Managing for biodiversity
Native vegetation is well adapted to the harsh Australian environment and provides essential ecosystem services such as integrated pest management, healthy soils and landscapes.
Striving towards ecologically healthy and diverse farming systems provides more resilience to climate change and can improve both profitability and biodiversity values.
Appropriate management of native pastures brings about key contributions to biodiversity and landscape health, not only because native species are critical components of the ecosystem, but also species diversity and habitat structure in native pastures are far more diverse than in improved pasture systems.
A major benefit of adopting appropriate deferred grazing management is the increase in the density and persistence of perennial native grasses that benefit biodiversity. Deferred grazing may also influence invertebrate ecology and have potential flow-on effects on litter and soil structure. This benefits the soil food web and nutrient cycling process by enhancing the abundance of beneficial fungi and bacteria.
These benefits are the result of increased availability of suitable habitat structure and niches for native fauna and flora species in which they find shelter from competition, protection from predators and increased availability of food and nutrients.
Increasing the ground cover and abundance of native perennial grasses and forbs using deferred grazing also reduces grazing pressure, allowing natural regeneration of shrubs and trees for shelter. This is one of the most effective strategies for promoting biodiversity in the long term.
Low-input native pastures are also perceived as ‘clean and green’, providing stock with a diverse diet.
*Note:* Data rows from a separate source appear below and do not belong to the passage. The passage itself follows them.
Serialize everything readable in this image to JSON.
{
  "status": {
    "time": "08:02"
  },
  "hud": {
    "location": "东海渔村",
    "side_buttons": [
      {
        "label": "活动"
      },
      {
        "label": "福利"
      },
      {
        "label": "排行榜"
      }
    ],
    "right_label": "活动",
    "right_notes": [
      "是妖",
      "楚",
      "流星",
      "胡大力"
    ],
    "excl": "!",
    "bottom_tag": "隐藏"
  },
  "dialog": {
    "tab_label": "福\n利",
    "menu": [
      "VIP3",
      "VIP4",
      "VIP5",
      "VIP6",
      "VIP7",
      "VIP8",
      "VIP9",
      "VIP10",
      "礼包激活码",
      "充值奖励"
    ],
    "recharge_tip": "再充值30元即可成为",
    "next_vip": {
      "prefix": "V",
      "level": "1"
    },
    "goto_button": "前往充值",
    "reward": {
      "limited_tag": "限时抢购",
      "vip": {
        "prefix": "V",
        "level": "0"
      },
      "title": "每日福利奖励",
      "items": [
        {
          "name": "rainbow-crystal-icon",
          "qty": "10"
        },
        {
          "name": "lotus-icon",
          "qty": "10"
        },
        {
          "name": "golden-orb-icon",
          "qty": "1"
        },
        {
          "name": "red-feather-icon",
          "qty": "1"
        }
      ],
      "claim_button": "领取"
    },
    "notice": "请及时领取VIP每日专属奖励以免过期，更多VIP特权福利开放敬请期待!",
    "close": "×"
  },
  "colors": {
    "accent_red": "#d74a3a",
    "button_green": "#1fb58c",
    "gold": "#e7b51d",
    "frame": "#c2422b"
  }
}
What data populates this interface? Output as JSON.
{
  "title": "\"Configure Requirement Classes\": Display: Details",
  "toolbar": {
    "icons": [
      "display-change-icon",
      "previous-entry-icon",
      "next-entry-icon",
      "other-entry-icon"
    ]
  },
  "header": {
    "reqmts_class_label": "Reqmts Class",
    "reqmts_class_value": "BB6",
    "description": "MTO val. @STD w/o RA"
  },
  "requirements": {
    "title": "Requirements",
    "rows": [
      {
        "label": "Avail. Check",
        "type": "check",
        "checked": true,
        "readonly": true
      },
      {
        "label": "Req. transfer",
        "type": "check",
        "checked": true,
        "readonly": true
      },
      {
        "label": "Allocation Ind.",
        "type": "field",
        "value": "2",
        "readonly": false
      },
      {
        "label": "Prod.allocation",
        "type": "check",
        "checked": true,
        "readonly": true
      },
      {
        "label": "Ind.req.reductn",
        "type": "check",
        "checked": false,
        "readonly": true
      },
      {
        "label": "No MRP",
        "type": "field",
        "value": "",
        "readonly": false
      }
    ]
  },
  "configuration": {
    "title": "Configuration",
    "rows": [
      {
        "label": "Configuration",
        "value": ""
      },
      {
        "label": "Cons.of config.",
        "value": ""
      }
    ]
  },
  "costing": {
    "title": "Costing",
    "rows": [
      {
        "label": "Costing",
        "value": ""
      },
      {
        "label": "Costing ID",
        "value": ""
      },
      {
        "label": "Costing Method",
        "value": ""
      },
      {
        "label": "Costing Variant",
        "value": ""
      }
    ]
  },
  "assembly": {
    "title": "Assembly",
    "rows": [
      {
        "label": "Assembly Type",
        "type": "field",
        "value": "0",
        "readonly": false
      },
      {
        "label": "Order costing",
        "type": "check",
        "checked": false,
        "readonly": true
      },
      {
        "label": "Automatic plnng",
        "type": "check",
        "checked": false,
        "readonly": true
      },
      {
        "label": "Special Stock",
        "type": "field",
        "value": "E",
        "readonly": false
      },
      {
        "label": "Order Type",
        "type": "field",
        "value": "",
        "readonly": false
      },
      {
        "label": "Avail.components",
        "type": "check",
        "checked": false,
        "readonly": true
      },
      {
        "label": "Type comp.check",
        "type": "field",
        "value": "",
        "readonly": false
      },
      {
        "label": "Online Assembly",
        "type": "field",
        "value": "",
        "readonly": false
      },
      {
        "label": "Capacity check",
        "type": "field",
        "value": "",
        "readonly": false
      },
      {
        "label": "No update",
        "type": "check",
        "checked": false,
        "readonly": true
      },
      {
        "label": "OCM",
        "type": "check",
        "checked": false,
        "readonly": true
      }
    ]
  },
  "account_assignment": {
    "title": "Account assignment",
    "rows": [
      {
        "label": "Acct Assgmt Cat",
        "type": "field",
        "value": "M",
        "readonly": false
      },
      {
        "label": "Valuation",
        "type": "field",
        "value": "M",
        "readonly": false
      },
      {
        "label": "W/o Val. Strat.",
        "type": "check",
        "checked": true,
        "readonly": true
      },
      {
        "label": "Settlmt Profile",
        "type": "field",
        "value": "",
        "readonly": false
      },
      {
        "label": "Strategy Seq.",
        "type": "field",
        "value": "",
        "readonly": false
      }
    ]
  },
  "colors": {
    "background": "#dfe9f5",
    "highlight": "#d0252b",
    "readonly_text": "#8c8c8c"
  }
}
Significant production value can also arise from non-grass components of the native grasslands. For example, inter-tussock forbs constitute a small percentage of the vegetative cover but are often highly palatable and nutritious and can form a large part of the diet of domestic livestock. However, many perennial forbs are susceptible to grazing and decrease dramatically under intense grazing regimes.